> Required action:
Find the lines holding the string "Nathalie" in the data, then copy all of them.

══════

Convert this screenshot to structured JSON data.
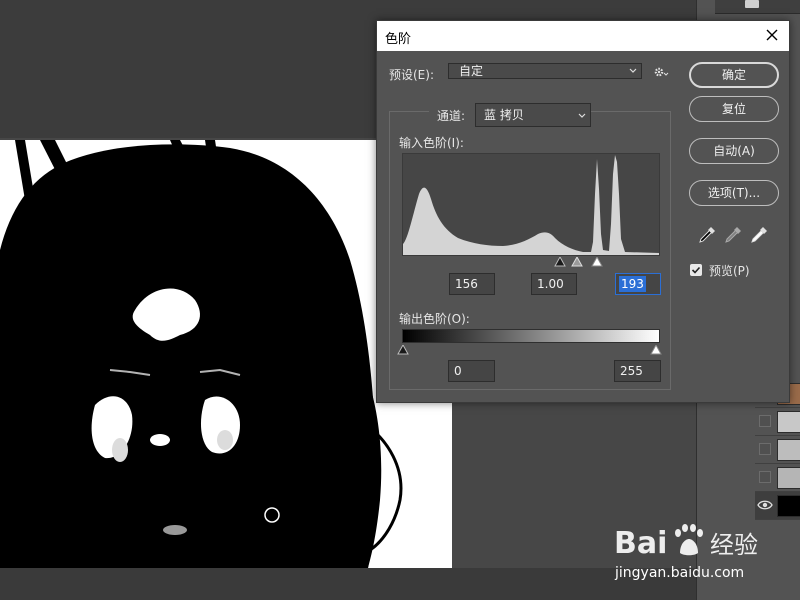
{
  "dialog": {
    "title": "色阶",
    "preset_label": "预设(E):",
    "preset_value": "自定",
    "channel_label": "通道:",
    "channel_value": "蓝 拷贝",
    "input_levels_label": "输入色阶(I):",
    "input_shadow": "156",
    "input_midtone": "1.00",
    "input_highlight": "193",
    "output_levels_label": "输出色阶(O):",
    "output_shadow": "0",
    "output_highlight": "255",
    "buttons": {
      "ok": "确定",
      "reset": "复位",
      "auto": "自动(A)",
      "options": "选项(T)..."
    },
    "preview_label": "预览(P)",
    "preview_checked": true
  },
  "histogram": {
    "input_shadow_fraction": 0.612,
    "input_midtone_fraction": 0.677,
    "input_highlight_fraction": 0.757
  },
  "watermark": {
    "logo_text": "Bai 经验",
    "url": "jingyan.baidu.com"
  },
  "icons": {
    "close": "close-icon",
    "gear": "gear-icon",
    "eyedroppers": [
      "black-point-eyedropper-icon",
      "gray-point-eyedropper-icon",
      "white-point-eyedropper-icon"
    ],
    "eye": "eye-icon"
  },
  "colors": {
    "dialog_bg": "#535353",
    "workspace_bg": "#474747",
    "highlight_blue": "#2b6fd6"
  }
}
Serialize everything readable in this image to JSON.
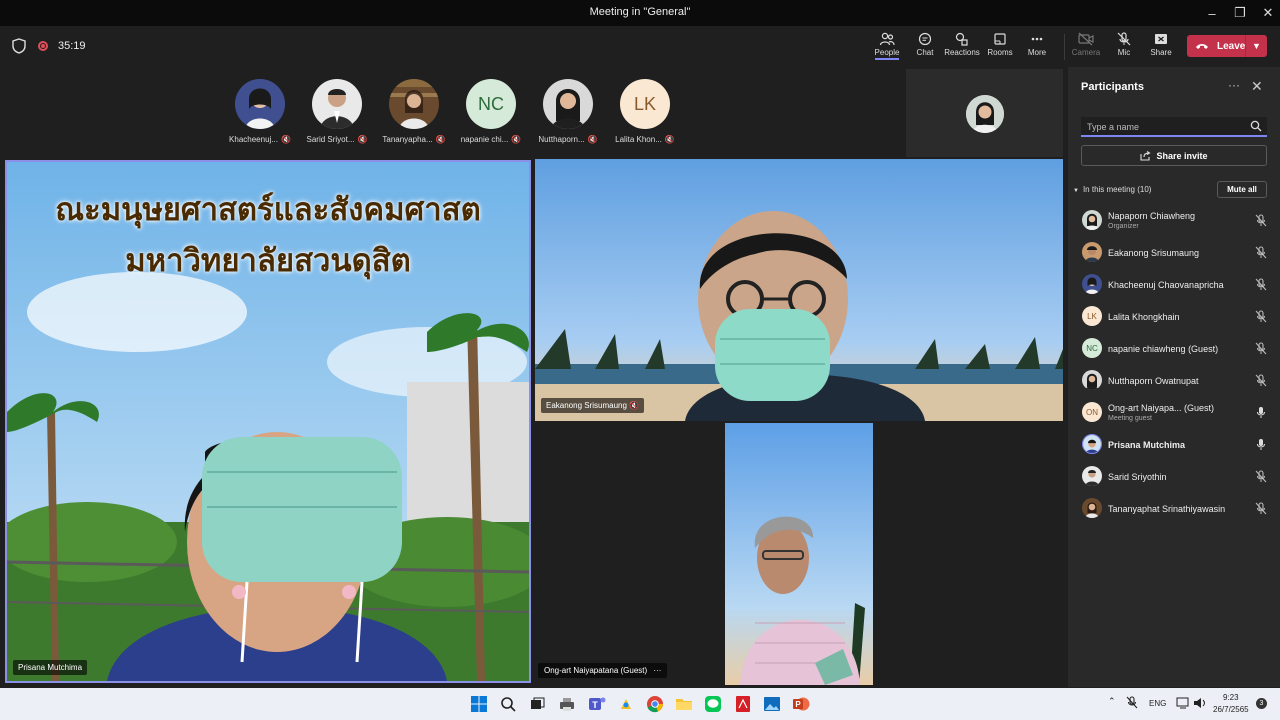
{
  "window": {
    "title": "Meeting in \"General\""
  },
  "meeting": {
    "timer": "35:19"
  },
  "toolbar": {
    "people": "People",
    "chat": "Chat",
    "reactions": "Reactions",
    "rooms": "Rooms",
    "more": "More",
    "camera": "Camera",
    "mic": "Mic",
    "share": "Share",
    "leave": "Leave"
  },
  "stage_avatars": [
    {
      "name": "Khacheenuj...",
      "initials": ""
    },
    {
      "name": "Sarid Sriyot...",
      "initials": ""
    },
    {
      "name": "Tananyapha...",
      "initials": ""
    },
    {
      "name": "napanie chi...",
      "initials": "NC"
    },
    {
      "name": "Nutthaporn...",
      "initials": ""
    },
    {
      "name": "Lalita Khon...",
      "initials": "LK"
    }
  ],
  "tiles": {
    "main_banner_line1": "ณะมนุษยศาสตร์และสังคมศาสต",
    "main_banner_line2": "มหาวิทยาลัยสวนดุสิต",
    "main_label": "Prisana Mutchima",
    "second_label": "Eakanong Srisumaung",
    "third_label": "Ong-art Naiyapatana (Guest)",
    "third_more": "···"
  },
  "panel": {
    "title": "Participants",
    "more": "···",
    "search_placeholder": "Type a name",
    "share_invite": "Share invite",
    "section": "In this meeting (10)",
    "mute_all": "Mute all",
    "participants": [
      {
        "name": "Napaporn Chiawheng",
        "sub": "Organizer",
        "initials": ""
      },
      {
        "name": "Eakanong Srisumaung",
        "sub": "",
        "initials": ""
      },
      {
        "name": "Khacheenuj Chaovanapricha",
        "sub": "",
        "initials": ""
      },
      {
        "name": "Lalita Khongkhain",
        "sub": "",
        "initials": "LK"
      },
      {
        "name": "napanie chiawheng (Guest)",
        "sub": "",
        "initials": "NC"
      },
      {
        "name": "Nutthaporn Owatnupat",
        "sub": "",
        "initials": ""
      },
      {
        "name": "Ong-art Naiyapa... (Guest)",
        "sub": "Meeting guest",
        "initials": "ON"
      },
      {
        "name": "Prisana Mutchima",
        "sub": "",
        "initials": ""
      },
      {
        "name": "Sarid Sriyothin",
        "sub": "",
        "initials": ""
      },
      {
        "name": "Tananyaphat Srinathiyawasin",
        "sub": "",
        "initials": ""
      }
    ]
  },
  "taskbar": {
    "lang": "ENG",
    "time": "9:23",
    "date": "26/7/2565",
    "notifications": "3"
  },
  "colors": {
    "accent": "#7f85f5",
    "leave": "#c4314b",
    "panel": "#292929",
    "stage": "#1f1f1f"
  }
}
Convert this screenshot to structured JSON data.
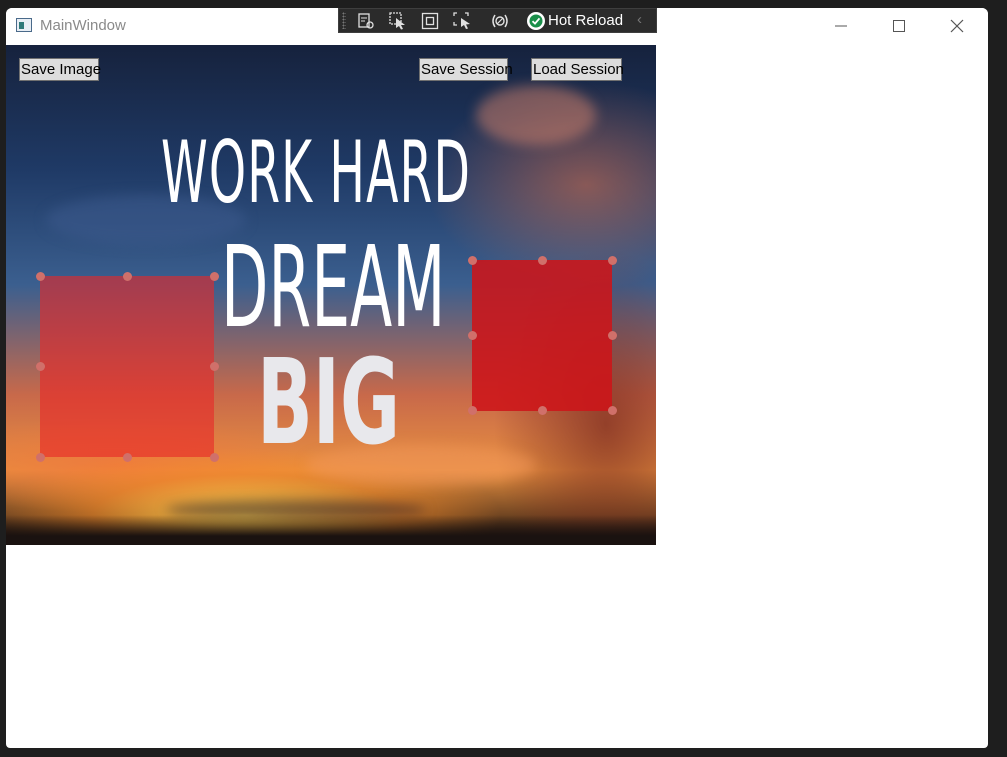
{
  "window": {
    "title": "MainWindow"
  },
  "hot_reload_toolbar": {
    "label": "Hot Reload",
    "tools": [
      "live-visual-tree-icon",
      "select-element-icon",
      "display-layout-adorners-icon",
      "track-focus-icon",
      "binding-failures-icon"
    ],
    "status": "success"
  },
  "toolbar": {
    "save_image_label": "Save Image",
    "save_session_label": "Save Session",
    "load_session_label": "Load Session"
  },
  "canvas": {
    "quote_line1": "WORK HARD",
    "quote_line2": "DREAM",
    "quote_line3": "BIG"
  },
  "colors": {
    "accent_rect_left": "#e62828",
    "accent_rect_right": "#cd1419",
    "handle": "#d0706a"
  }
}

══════

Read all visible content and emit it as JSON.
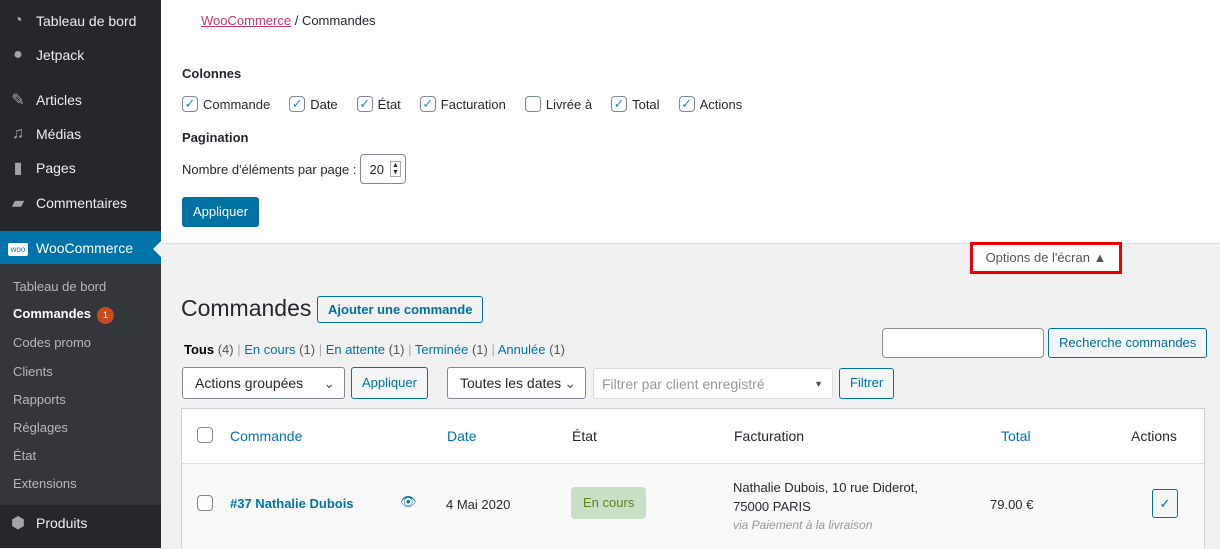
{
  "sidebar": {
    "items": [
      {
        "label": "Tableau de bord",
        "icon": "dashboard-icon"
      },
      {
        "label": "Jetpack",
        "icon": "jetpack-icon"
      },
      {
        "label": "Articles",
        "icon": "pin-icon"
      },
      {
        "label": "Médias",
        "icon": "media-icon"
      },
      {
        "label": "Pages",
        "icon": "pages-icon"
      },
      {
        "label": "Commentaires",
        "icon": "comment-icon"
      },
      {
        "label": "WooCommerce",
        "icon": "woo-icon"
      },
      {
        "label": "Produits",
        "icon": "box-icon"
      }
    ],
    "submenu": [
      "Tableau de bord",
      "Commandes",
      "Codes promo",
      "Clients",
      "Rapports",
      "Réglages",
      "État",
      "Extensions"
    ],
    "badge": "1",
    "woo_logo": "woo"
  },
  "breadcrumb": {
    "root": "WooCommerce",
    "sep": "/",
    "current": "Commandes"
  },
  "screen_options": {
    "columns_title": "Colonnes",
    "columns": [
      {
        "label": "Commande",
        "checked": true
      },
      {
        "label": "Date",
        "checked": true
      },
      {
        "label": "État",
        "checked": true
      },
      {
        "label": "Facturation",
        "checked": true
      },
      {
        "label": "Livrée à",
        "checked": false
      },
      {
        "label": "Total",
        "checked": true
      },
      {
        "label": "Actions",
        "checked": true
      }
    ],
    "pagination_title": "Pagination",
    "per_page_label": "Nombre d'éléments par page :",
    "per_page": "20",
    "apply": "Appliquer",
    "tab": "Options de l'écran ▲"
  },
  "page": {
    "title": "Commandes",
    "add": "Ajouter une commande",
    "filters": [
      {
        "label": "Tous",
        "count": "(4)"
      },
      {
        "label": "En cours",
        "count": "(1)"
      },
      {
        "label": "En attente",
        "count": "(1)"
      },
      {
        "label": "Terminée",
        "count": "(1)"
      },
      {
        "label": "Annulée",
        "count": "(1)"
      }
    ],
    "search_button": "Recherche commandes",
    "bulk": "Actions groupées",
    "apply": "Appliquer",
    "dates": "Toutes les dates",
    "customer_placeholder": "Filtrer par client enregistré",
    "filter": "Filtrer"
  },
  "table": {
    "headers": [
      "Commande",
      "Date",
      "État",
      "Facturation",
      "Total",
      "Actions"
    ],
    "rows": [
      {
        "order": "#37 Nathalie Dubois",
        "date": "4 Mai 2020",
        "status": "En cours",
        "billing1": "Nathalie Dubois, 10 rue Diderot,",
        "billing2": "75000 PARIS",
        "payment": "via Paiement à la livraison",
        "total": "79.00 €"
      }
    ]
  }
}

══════

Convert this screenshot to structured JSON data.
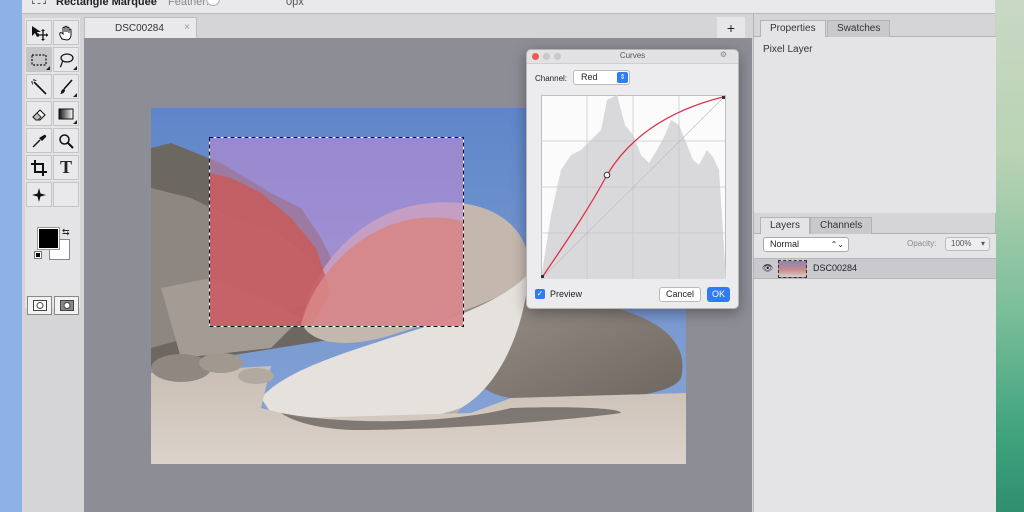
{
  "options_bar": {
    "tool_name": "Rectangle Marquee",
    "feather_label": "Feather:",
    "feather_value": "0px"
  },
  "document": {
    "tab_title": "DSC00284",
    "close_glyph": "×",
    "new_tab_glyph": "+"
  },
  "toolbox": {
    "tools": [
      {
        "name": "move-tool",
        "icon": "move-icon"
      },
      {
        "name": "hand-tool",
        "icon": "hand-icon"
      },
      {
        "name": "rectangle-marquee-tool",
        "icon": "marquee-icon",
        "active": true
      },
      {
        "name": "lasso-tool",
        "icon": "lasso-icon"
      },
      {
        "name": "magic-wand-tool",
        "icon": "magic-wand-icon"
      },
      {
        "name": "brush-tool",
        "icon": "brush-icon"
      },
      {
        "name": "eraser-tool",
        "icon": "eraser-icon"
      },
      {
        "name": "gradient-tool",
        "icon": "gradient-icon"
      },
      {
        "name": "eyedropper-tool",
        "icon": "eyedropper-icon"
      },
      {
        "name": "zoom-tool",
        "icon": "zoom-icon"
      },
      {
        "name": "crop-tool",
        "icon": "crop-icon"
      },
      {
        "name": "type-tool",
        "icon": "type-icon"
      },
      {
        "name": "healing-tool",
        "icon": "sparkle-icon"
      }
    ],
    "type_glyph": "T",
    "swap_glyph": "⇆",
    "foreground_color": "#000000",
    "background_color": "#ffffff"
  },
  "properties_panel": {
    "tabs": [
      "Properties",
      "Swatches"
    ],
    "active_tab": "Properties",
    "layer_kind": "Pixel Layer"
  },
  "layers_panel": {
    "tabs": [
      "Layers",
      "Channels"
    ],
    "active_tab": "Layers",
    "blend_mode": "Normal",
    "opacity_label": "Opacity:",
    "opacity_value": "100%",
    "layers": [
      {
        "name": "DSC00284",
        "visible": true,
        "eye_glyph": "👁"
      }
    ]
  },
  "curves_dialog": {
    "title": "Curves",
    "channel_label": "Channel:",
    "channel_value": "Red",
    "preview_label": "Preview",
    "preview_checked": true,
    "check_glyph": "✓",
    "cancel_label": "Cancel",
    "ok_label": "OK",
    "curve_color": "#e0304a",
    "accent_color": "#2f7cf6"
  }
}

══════

> Answer section:
        "order": "#37 Nathalie Dubois",
        "billing1": "Nathalie Dubois, 10 rue Diderot,",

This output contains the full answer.